__Work required__. When you repeat the listing, keep every character as it is.

__Input data__.
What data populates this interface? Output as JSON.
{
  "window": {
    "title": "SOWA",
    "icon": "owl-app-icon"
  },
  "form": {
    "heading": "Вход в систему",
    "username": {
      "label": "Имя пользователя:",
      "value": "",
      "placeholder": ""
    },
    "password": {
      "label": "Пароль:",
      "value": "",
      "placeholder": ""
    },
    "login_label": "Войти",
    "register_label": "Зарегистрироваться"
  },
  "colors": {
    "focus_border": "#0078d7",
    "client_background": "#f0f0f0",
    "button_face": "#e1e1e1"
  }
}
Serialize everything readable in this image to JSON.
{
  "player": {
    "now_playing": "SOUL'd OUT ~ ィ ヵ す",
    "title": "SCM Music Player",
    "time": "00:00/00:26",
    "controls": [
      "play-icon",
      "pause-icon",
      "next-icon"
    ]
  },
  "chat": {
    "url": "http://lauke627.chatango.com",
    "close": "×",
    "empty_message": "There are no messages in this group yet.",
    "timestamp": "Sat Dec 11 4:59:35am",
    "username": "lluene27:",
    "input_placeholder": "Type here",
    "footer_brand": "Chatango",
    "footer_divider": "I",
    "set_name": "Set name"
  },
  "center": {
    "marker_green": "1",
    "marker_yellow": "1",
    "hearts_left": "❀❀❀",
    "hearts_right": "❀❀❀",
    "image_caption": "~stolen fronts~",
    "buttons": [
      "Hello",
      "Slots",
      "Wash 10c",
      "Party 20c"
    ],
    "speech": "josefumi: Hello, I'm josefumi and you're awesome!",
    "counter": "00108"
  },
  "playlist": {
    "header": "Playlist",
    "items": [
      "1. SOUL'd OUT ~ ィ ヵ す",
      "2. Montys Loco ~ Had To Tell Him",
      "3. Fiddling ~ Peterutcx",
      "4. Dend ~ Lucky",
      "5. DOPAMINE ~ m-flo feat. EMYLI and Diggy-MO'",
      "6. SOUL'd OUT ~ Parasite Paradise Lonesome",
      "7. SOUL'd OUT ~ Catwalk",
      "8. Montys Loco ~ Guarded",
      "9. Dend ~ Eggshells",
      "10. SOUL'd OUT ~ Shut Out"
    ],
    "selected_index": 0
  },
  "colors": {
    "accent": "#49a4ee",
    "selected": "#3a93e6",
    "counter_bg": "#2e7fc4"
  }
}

__Exercise output__.
What data populates this interface? Output as JSON.
{
  "window": {
    "title": "SOWA",
    "icon": "owl-app-icon"
  },
  "form": {
    "heading": "Вход в систему",
    "username": {
      "label": "Имя пользователя:",
      "value": "",
      "placeholder": ""
    },
    "password": {
      "label": "Пароль:",
      "value": "",
      "placeholder": ""
    },
    "login_label": "Войти",
    "register_label": "Зарегистрироваться"
  },
  "colors": {
    "focus_border": "#0078d7",
    "client_background": "#f0f0f0",
    "button_face": "#e1e1e1"
  }
}
Serialize everything readable in this image to JSON.
{
  "player": {
    "now_playing": "SOUL'd OUT ~ ィ ヵ す",
    "title": "SCM Music Player",
    "time": "00:00/00:26",
    "controls": [
      "play-icon",
      "pause-icon",
      "next-icon"
    ]
  },
  "chat": {
    "url": "http://lauke627.chatango.com",
    "close": "×",
    "empty_message": "There are no messages in this group yet.",
    "timestamp": "Sat Dec 11 4:59:35am",
    "username": "lluene27:",
    "input_placeholder": "Type here",
    "footer_brand": "Chatango",
    "footer_divider": "I",
    "set_name": "Set name"
  },
  "center": {
    "marker_green": "1",
    "marker_yellow": "1",
    "hearts_left": "❀❀❀",
    "hearts_right": "❀❀❀",
    "image_caption": "~stolen fronts~",
    "buttons": [
      "Hello",
      "Slots",
      "Wash 10c",
      "Party 20c"
    ],
    "speech": "josefumi: Hello, I'm josefumi and you're awesome!",
    "counter": "00108"
  },
  "playlist": {
    "header": "Playlist",
    "items": [
      "1. SOUL'd OUT ~ ィ ヵ す",
      "2. Montys Loco ~ Had To Tell Him",
      "3. Fiddling ~ Peterutcx",
      "4. Dend ~ Lucky",
      "5. DOPAMINE ~ m-flo feat. EMYLI and Diggy-MO'",
      "6. SOUL'd OUT ~ Parasite Paradise Lonesome",
      "7. SOUL'd OUT ~ Catwalk",
      "8. Montys Loco ~ Guarded",
      "9. Dend ~ Eggshells",
      "10. SOUL'd OUT ~ Shut Out"
    ],
    "selected_index": 0
  },
  "colors": {
    "accent": "#49a4ee",
    "selected": "#3a93e6",
    "counter_bg": "#2e7fc4"
  }
}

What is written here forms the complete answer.